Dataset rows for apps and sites
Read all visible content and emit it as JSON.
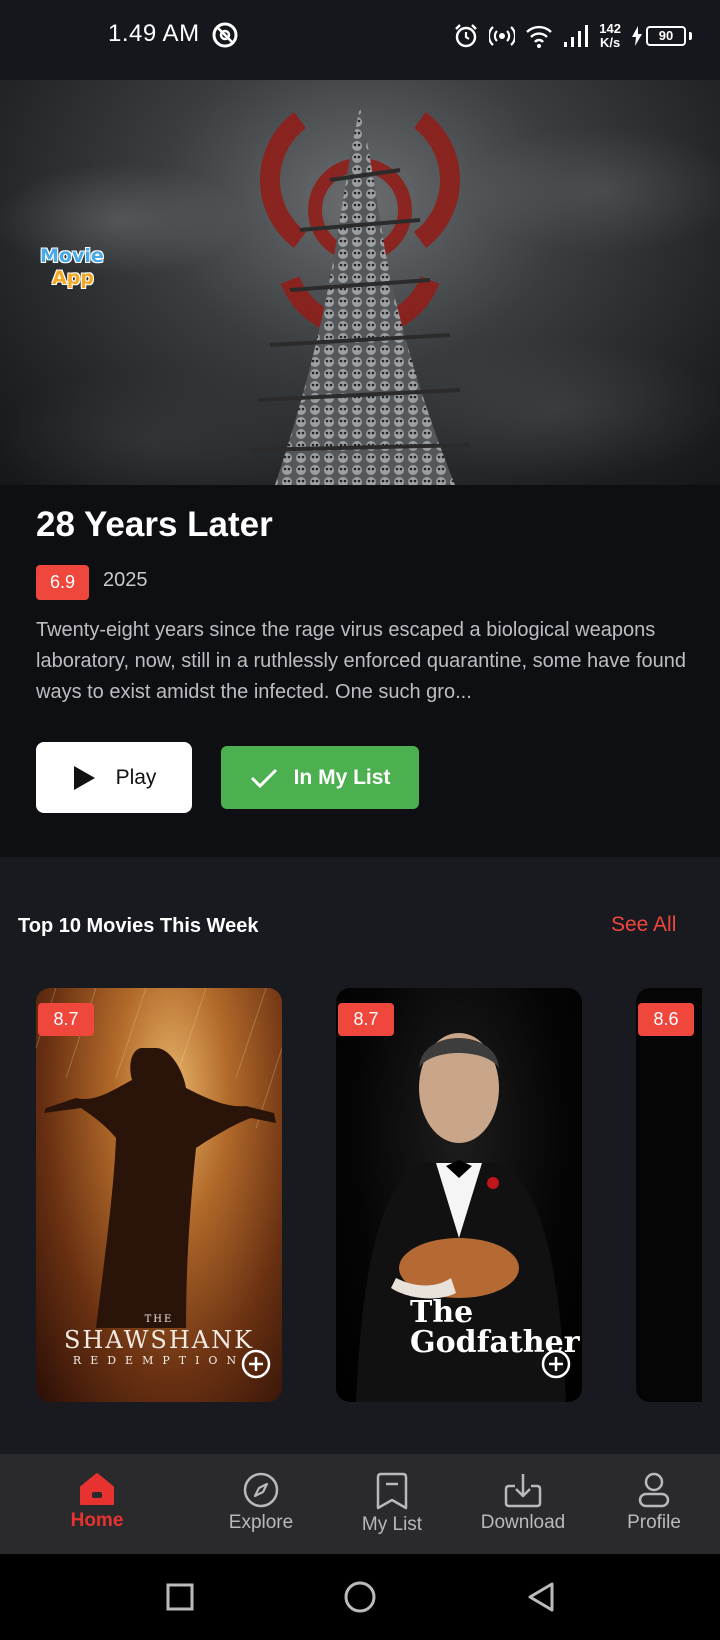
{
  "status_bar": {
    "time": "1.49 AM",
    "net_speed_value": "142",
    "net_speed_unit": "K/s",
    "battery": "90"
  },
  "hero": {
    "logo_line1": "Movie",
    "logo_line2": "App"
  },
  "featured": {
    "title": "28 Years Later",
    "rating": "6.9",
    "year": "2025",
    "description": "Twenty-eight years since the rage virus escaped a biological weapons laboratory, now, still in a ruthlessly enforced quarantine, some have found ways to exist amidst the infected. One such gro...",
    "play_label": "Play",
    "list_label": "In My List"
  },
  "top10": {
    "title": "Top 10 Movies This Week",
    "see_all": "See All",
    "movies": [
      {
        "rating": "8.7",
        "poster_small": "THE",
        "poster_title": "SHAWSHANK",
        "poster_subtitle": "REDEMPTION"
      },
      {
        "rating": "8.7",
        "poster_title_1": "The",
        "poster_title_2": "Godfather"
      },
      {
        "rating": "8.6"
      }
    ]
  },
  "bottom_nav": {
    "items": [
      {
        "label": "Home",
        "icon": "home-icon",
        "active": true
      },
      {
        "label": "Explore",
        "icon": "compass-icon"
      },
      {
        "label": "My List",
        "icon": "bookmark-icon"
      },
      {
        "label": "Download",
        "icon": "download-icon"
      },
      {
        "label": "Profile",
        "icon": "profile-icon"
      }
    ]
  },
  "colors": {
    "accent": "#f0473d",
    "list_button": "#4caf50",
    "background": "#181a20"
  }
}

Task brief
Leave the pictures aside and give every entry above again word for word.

Task output
Read all visible content and emit it as JSON.
{
  "status_bar": {
    "time": "1.49 AM",
    "net_speed_value": "142",
    "net_speed_unit": "K/s",
    "battery": "90"
  },
  "hero": {
    "logo_line1": "Movie",
    "logo_line2": "App"
  },
  "featured": {
    "title": "28 Years Later",
    "rating": "6.9",
    "year": "2025",
    "description": "Twenty-eight years since the rage virus escaped a biological weapons laboratory, now, still in a ruthlessly enforced quarantine, some have found ways to exist amidst the infected. One such gro...",
    "play_label": "Play",
    "list_label": "In My List"
  },
  "top10": {
    "title": "Top 10 Movies This Week",
    "see_all": "See All",
    "movies": [
      {
        "rating": "8.7",
        "poster_small": "THE",
        "poster_title": "SHAWSHANK",
        "poster_subtitle": "REDEMPTION"
      },
      {
        "rating": "8.7",
        "poster_title_1": "The",
        "poster_title_2": "Godfather"
      },
      {
        "rating": "8.6"
      }
    ]
  },
  "bottom_nav": {
    "items": [
      {
        "label": "Home",
        "icon": "home-icon",
        "active": true
      },
      {
        "label": "Explore",
        "icon": "compass-icon"
      },
      {
        "label": "My List",
        "icon": "bookmark-icon"
      },
      {
        "label": "Download",
        "icon": "download-icon"
      },
      {
        "label": "Profile",
        "icon": "profile-icon"
      }
    ]
  },
  "colors": {
    "accent": "#f0473d",
    "list_button": "#4caf50",
    "background": "#181a20"
  }
}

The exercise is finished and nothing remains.